He and Rita, whose parents owned a Honda car and motorcycle dealership in Santa Rosa, Calif., met in 1977 at a Honda convention. They married in 1980, and Rita joined him in Akron, where they operated the business together before moving to Fort Lauderdale in 1985.
"He always said, 'The biggest sales job and the most important sales job I ever made in my life was selling Rita to leave her Honda dealership,' " Rita Case recalled.
Case's empire, now in its 59th year, has grown to 16 dealerships in Florida, Georgia and Ohio with more than $1 billion in annual revenues and 1,300-plus employees. It ranks No. 35 on Automotive News' list of the top 150 dealership groups based in the U.S., with retail new-vehicle sales of 22,168 in 2019.
Many of Case's innovations have made a mark in the industry. At his prodding, Hyundai adopted a 10-year/100,000-mile powertrain warranty for the 1999 model year, a move credited with helping the then-troubled Korean automaker make a major sales resurgence.
Rita Case said she will become the group's CEO. She had run dealership operations for years while her husband worked on advertising and marketing. Ryan Case, one of the couple's sons, is the group's fixed-operations director.
Case received many awards for his work and community service. He was named the 2013 Automotive News All-Star for privately held dealer. In 2011, he wrote a book, Our Customers Our Friends, to celebrate five decades as a car dealer.

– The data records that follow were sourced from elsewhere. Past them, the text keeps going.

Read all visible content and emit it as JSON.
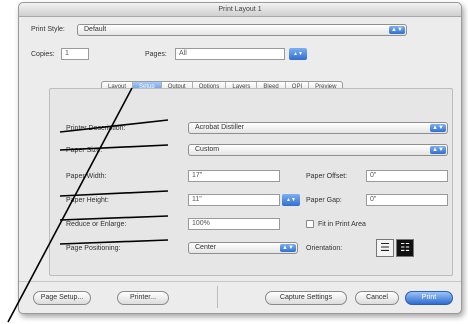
{
  "window": {
    "title": "Print Layout 1"
  },
  "top": {
    "print_style_label": "Print Style:",
    "print_style_value": "Default",
    "copies_label": "Copies:",
    "copies_value": "1",
    "pages_label": "Pages:",
    "pages_value": "All"
  },
  "tabs": [
    {
      "label": "Layout",
      "active": false
    },
    {
      "label": "Setup",
      "active": true
    },
    {
      "label": "Output",
      "active": false
    },
    {
      "label": "Options",
      "active": false
    },
    {
      "label": "Layers",
      "active": false
    },
    {
      "label": "Bleed",
      "active": false
    },
    {
      "label": "OPI",
      "active": false
    },
    {
      "label": "Preview",
      "active": false
    }
  ],
  "setup": {
    "printer_description_label": "Printer Description:",
    "printer_description_value": "Acrobat Distiller",
    "paper_size_label": "Paper Size:",
    "paper_size_value": "Custom",
    "paper_width_label": "Paper Width:",
    "paper_width_value": "17\"",
    "paper_offset_label": "Paper Offset:",
    "paper_offset_value": "0\"",
    "paper_height_label": "Paper Height:",
    "paper_height_value": "11\"",
    "paper_gap_label": "Paper Gap:",
    "paper_gap_value": "0\"",
    "reduce_enlarge_label": "Reduce or Enlarge:",
    "reduce_enlarge_value": "100%",
    "fit_label": "Fit in Print Area",
    "page_positioning_label": "Page Positioning:",
    "page_positioning_value": "Center",
    "orientation_label": "Orientation:"
  },
  "buttons": {
    "page_setup": "Page Setup...",
    "printer": "Printer...",
    "capture_settings": "Capture Settings",
    "cancel": "Cancel",
    "print": "Print"
  },
  "colors": {
    "accent": "#2f6fd1",
    "panel": "#e6e6e6"
  },
  "icons": {
    "orientation_portrait": "portrait-orientation-icon",
    "orientation_landscape": "landscape-orientation-icon"
  }
}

Case raised millions of dollars for nonprofits, his family said. His legacy in South Florida is large, ranging from scholarships and youth programs to a 77-home Habitat for Humanity community under development in Pompano Beach.

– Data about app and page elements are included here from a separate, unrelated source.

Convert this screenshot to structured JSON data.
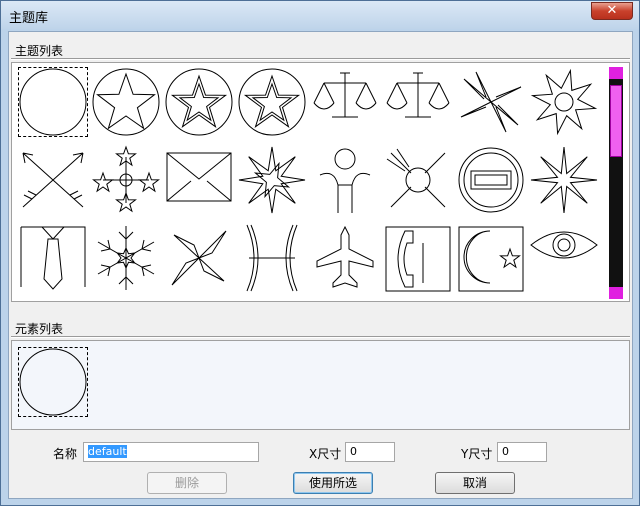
{
  "window": {
    "title": "主题库",
    "close_glyph": "✕"
  },
  "theme_list": {
    "title": "主题列表",
    "items": [
      {
        "icon": "circle-icon",
        "selected": true
      },
      {
        "icon": "star-in-circle-icon"
      },
      {
        "icon": "double-star-circle-icon"
      },
      {
        "icon": "double-star-circle-icon"
      },
      {
        "icon": "balance-scale-icon"
      },
      {
        "icon": "balance-scale-icon"
      },
      {
        "icon": "pinwheel-icon"
      },
      {
        "icon": "sun-rays-icon"
      },
      {
        "icon": "crossed-arrows-icon"
      },
      {
        "icon": "star-cluster-icon"
      },
      {
        "icon": "envelope-icon"
      },
      {
        "icon": "compass-star-icon"
      },
      {
        "icon": "person-figure-icon"
      },
      {
        "icon": "x-circle-icon"
      },
      {
        "icon": "no-entry-sign-icon"
      },
      {
        "icon": "eight-point-star-icon"
      },
      {
        "icon": "necktie-icon"
      },
      {
        "icon": "snowflake-icon"
      },
      {
        "icon": "windmill-icon"
      },
      {
        "icon": "pisces-icon"
      },
      {
        "icon": "airplane-icon"
      },
      {
        "icon": "telephone-icon"
      },
      {
        "icon": "crescent-star-icon"
      },
      {
        "icon": "eye-icon"
      }
    ]
  },
  "element_list": {
    "title": "元素列表",
    "items": [
      {
        "icon": "circle-icon",
        "selected": true
      }
    ]
  },
  "form": {
    "name_label": "名称",
    "name_value": "default",
    "x_label": "X尺寸",
    "x_value": "0",
    "y_label": "Y尺寸",
    "y_value": "0"
  },
  "buttons": {
    "delete": "删除",
    "use_selected": "使用所选",
    "cancel": "取消"
  }
}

He and Rita joined the board of the Boys and Girls Clubs of Broward County in 1986 and were active in fundraising and developing charity events, including the Boca Raton Concours d'Elegance. They helped the organization expand from three boys clubs to 12 boys and girls clubs serving 12,500 at-risk youth.
Club co-CEO Matt Organ said Case remained active in board meetings via Zoom this year and fielded calls for an event just a few weeks ago. Organ said he did not know Case was ill.

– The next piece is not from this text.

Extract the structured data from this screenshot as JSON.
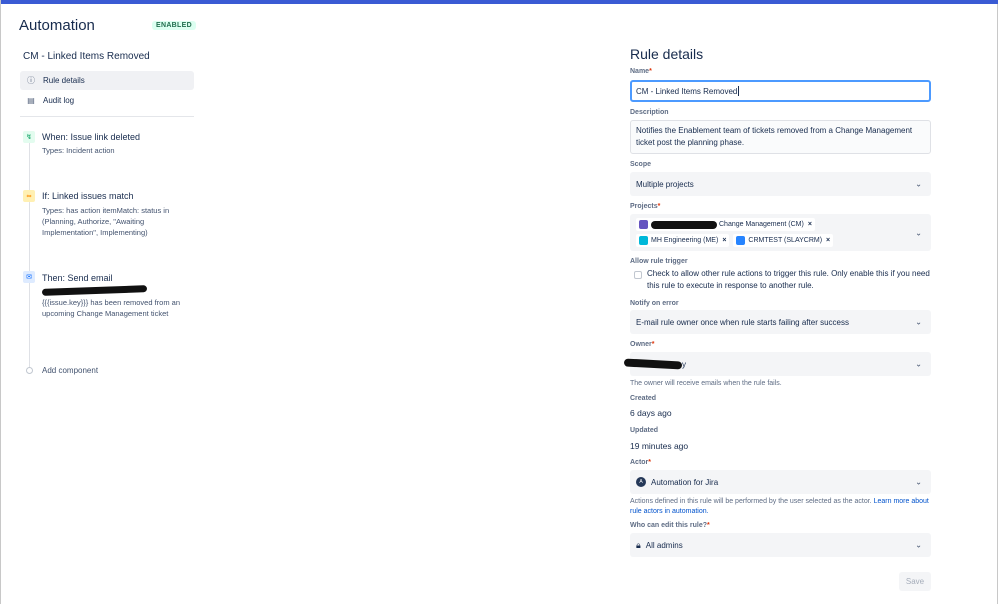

"It's literally knocked the wind out of us a bit," he said. "We loved the guy. He wasn't just a donor. ...He's part of the family."
It wasn't the first time Case worked through pain. In 1970, he sustained third-degree burns to much of his body after he tried putting out a fire that had started in one of his service departments. It took him months to recover, but he turned his hospital room into an office that hosted managers' meetings and sales calls, his family said. It was fitting given that one of Case's mantras was, "If you want to succeed, you will overcome anything."